Eight “dynamic and ferocious” songs are promised on this debut from Seattle-based extreme progressive metallers A Flourishing Scourge. I’d agree there’s a degree of ferocity and extremity, and progressiveness in the way that breathless passages are taken in different directions. There’s plenty going on but other than the fact that it’s extreme, it’s not so easy to get a handle on. Now that’s not necessarily a bad thing, but I found myself more bewildered than in awe of the opening track “Tidal Wave”. The first has elements of Dark Tranquillity and old style Omnium Gatherum without any atmosphere, then it races off into a blackened haze and I’m not sure after that: vigorous metal, I suppose. The calmer start of “To The Stench of A Rotting Corpse” is, I guess, to cool us down and put us in a sombre mood, but predictably an explosion takes place and fiery harshness takes over. A crunchy riff line takes over, and adds real power. Technically, it’s good as the guitarists play with panache. What I struggled with was what atmosphere the band was trying to convey.
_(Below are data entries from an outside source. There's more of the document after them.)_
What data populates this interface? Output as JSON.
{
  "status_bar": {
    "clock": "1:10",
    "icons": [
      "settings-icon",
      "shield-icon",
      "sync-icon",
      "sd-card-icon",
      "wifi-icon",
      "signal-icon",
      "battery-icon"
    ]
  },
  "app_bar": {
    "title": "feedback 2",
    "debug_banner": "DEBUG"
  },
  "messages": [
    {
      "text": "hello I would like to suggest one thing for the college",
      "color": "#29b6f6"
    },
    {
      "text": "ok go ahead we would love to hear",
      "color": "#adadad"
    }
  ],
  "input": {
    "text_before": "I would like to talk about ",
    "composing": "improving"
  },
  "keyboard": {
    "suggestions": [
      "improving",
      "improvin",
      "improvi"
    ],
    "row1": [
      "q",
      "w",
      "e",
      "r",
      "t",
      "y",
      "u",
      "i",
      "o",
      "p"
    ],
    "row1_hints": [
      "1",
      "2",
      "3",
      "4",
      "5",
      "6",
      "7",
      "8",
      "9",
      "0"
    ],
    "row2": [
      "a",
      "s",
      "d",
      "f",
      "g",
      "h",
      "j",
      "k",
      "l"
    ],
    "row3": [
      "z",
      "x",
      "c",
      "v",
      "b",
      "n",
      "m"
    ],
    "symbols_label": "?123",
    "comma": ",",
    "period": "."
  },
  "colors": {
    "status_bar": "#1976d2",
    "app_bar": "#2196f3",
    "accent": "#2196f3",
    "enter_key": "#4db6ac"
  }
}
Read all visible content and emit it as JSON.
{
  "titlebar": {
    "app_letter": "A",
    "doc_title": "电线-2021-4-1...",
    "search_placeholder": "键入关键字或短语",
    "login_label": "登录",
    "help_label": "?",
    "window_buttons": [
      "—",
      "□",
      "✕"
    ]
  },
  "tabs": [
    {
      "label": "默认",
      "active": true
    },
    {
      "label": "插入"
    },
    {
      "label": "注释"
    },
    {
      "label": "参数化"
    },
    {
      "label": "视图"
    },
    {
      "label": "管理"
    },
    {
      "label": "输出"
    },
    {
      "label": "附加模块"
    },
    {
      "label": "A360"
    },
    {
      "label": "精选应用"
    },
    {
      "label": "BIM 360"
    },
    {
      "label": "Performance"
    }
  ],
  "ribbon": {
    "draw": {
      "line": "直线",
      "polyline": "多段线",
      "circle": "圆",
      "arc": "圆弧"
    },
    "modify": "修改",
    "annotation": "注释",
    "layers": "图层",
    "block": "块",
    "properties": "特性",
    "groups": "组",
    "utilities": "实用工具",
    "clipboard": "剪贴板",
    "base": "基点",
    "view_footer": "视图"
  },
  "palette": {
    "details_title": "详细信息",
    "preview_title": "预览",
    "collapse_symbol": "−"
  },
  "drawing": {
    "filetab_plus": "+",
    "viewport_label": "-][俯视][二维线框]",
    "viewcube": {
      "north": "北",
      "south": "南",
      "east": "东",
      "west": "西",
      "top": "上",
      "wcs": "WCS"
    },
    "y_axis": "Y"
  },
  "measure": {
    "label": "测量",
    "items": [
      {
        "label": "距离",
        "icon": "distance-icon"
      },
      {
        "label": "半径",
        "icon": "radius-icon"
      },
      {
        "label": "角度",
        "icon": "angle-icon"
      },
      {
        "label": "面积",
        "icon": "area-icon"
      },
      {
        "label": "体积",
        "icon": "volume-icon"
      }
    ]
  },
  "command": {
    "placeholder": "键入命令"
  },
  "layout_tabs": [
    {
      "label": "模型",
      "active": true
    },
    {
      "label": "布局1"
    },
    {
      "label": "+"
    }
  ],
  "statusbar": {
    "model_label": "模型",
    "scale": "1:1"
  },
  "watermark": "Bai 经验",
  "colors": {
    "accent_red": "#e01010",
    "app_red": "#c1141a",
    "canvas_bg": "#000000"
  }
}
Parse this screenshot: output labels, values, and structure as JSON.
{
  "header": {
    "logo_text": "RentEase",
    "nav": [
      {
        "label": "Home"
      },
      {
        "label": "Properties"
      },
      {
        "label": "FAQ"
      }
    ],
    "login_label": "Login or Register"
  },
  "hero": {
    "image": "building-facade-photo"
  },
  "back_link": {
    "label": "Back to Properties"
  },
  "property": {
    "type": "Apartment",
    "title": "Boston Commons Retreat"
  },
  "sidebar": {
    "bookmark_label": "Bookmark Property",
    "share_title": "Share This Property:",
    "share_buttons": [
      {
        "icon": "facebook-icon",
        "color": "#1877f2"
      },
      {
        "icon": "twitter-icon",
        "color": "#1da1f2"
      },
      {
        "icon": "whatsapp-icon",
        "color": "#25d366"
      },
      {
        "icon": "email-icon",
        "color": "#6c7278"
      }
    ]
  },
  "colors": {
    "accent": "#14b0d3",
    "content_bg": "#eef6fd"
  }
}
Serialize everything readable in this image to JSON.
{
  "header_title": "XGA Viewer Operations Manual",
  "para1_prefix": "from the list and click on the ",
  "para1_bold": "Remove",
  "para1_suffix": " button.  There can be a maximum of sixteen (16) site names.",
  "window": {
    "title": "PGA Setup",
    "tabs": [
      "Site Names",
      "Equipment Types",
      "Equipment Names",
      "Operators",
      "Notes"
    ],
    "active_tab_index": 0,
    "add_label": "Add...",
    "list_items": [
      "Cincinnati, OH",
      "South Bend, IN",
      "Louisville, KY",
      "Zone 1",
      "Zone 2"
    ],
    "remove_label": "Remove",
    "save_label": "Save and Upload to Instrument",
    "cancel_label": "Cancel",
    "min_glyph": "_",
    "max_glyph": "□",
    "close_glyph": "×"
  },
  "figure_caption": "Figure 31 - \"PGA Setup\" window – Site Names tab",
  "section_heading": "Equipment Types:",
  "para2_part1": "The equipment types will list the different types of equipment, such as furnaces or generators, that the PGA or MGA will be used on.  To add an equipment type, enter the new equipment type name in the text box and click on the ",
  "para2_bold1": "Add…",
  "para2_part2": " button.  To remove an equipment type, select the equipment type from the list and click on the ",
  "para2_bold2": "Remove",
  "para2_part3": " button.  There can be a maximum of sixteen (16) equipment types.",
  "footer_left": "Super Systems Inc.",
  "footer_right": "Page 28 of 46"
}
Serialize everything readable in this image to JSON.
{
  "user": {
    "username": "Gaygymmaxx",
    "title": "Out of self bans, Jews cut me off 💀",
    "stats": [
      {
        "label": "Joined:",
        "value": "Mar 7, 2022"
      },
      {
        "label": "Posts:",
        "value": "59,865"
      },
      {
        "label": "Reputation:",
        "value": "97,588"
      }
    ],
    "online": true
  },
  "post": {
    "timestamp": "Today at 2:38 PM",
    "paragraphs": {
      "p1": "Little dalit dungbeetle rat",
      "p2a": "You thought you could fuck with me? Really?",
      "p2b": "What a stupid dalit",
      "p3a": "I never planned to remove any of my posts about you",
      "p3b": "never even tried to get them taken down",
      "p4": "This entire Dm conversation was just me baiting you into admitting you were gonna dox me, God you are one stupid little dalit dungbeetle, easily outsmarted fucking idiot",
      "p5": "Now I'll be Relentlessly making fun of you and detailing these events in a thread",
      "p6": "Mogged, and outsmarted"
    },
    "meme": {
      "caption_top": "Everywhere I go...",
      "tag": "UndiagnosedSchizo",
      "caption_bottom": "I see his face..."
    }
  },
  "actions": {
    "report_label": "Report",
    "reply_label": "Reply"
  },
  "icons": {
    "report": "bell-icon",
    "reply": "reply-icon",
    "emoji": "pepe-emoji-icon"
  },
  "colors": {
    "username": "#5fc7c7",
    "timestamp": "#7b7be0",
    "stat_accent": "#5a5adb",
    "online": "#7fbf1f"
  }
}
There’s a dark side but the guitar playing has flamboyance. As a contrast, it doesn’t work for me.

Having just complained that I didn’t know what atmosphere the oxymoronically named A Flourishing Scourge is trying to create, they then leave us in no doubt with the blackened and deathly “Insatiable”. But wait, they decide to head off into an anonymous but again technically fine passage before finishing off acoustically. Sometimes this all serves the useful purpose of mashing with my brain but I just found this frustrating and isolating from the undefined purpose. Interestingly this album was mixed and mastered by known people – Jamie Uertz (Gojira, Anthrax) and the ubiquitous Jens Bogren (Soilwork, Haken, Dark Tranquillity, Rotting Christ even and a host of others) – but here there’s no continuity and frankly it doesn’t sound that great. “Onerous” has a decent mount of dark weightiness after a doom like start. The track builds up to a more frenzied approach, with a bit of distortion and slight psychedelia in the guitar work to add interest value. For all its dark moodiness, I can’t say it shattered me. A short, dark symphonic track follows as an interlude but its undoubted atmospheric intent was lost on me as I wasn’t getting the overall atmosphere. Symphonic and acoustic strains combine to open “Vacant” but very quickly this is gone and forgotten as filthy black harshness intervenes. As if ignoring what’s gone before, there’s a flowery guitar piece and the acoustic symphony comes back. We’re still only half way through the track. To be fair I appreciated the melancholy, which oozed out of this section, but it’s hard to absorb as you don’t know what’s coming next – something different, for sure. The answer is a doom like majesty and an incongruously upbeat guitar solo. I silently congratulated myself on predicting that growly black metal would follow, but that’s not the point. I just couldn’t see any continuity. A long-winded introduction characterised the instrumental “The Hedonist”. I waited for it to develop into something and it showed signs with some sharp guitar work and a bit of urgency six and half minutes into the eight minutes, so it wasn’t a complete waste of time.

I didn’t get the point of this album. It’s as if A Flourishing Scourge were trying everything out. There’s too much going on and it was all over the place atmospherically. It’s not particularly original either. I’d say that A Flourishing Scourge need to sort out what they want to be. Shorter tracks with a more focussed and intense impact would be my thought on that. For now, this self-titled album wasn’t, at least in my book, an enriching experience.

(4/10 Andrew Doherty)